One year when Jack stopped to tell an unknown camper that he was trespassing on private land, the visitor explained that he had been given permission to do so.
Said Jack,” Who gave you permission?”
“Oh,” said the hunter, “the owner did. Name of Jack.”
Replied Jack, “I’m glad to know that. I’m Jack.”
This hunting “invasion” began a few days before season’s start: an endless stream of pickups, campers, four-wheelers, SUVs, filled with “red hatters”; and rifles on the rack in the back window of every pickup.
After Homer and I were married, we, every year, were also in that parade of hunters: our blue pickup loaded down with sleeping bags, air mattresses that always sprang leaks, food, beer, rifles, plenty of shells, binoculars, butane stove, butane lamp, wooden matches, and tarp covering all, to keep our load from being blown away because it was piled high.
Although Lynn was an excellent hunter and loved to hunt, I am sure he was mightily relieved when hunting season ended. He regarded it as a sacred duty to see that his sons-in-law filled all tags before we headed home.

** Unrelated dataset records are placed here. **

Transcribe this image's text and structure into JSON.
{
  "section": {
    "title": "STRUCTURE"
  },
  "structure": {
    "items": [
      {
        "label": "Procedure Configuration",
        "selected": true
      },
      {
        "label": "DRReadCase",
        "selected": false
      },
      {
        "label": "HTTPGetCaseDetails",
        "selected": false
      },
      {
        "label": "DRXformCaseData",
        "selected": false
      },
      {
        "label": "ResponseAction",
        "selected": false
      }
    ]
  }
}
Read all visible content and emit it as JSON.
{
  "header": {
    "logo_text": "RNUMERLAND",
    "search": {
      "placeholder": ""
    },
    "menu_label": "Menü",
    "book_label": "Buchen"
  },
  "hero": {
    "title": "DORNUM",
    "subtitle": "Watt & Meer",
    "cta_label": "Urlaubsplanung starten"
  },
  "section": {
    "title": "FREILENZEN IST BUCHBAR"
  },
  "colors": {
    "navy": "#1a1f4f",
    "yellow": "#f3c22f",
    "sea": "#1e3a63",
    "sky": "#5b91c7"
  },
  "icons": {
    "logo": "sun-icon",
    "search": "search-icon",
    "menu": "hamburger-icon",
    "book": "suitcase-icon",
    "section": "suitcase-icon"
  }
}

Not only did he shepherd his sons-in-law on all hunts, but nearly had deer tied up awaiting them — thanks to preparations made before our arrival. Knowing his ranch well — and, for example, that Rough Canyon and Post Canyon almost without fail produced deer — he was careful to see that those areas were not hunted before we came.
One hunting season, when I was keeping my mother company at the ranch house and did not go on the hunt, I decided to take a hike — and chose Rough Canyon. When the hunters found no deer elsewhere that day and came back to Rough Canyon for a sure kill, Lynn could not understand why it had not produced its usual bucks. When he learned that I had hiked the canyon and scared out all the deer, he was quite upset.
But I do not remember any season when we came back to McMinnville without deer. And I hope that Mother and Lynn knew how much Homer and Mitch and I enjoyed those yearly hunting expeditions.
Despite all those wonderful memories, there is one unpleasant hunting incident I shall never forget
It was after my parents had moved to town. I had not gone with the hunters, but stayed in town to keep Mother company. We decided to drive up to the ranch house for “old time’s sake” and, as we neared the house, we saw directly across the river from it, a hunter in a pickup starting to ford the river that was shallow enough to do so at that point. With no road across the river for many miles, that ford gave him access to our pristine hunting land — not yet hunted by our hunters this year.
Since neither Jack nor Lynn was on hand, I deemed it my duty to accost that trespasser who was ruining hunts for our hunters.
I waited for him as he headed across the river. He pulled up on the bank on our side and got out of his pickup. I marched up to him, considerably annoyed, and said indignantly, “Are you aware that this is private land and that it is posted? We do not appreciate trespassers hunting on our land.”
“Oh,” he said, “I was just kind of exploring the countryside. I wasn’t really planning to do any hunting.”
I then noticed his hands. They were bloody. Blood had dried on them. He had dressed out a deer — and had no water, until he got to the river, for washing them.
“From the looks of your hands,” I said, “you’ve already done your hunting — and you killed a deer on our land.”
There wasn’t much he could say at that point. He quickly got in his pickup and drove away — with the carcass of a deer well covered in back.
That was many years ago but I still get extremely agitated when I think of that trespassing hunter.
Elaine Rohse can be reached at email@example.com.